Work required. What lines in the entries below contain the word "content"? Copy all of them.

*** Opening of Input ***

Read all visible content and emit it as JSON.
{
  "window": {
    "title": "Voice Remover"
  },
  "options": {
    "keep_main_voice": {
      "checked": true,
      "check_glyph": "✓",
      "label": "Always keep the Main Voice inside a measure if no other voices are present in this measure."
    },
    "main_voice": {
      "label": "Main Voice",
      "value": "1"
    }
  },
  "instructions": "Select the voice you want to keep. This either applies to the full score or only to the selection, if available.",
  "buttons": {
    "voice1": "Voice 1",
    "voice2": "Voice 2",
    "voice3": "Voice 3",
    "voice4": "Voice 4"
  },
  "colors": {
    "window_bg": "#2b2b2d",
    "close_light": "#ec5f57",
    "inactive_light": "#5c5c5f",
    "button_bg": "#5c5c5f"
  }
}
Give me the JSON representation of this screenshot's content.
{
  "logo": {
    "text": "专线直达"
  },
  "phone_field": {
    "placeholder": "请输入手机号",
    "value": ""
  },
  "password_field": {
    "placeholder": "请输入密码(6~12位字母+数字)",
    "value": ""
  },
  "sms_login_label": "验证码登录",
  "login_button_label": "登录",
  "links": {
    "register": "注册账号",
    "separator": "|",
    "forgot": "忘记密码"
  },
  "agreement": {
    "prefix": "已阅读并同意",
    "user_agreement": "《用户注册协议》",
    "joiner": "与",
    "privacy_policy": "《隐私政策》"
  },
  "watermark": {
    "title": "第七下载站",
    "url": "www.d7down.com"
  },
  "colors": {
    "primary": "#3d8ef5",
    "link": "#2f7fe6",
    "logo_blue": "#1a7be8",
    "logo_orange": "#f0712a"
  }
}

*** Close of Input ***

Output for this exercise.
Read all visible content and emit it as JSON.
Give me the JSON representation of this screenshot's content.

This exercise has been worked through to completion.